WORK TO COMPLETE | Copy each line below containing "title".

Dataset excerpts |
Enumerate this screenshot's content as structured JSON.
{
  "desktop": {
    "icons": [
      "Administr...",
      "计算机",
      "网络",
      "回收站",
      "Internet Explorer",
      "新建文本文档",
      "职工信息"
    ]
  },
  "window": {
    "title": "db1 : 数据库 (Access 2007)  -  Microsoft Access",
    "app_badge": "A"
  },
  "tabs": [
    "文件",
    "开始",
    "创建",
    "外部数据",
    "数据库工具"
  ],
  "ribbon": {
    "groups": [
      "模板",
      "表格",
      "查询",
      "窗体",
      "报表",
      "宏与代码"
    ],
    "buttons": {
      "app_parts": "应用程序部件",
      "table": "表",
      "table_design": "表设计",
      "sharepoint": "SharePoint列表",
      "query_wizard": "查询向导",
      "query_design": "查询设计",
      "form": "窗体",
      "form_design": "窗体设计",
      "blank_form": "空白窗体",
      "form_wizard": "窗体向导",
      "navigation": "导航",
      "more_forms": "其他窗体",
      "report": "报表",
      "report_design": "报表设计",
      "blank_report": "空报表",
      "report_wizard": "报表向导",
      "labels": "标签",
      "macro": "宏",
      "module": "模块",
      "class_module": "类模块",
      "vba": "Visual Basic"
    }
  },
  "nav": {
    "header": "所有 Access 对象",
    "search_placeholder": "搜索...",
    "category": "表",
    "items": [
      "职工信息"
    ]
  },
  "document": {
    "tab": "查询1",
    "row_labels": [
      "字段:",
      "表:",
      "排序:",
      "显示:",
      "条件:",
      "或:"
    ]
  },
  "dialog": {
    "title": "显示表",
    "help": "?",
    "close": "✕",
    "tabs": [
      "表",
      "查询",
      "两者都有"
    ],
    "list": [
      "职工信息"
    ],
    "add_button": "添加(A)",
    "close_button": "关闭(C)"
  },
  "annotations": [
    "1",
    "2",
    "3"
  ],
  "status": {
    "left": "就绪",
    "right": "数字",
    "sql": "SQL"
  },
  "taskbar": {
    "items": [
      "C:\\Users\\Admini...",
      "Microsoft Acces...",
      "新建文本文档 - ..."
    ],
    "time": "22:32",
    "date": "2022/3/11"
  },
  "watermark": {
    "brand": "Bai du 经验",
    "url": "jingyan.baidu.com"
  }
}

SOLUTION FOR THIS EXERCISE |
    "title": "db1 : 数据库 (Access 2007)  -  Microsoft Access",
    "title": "显示表",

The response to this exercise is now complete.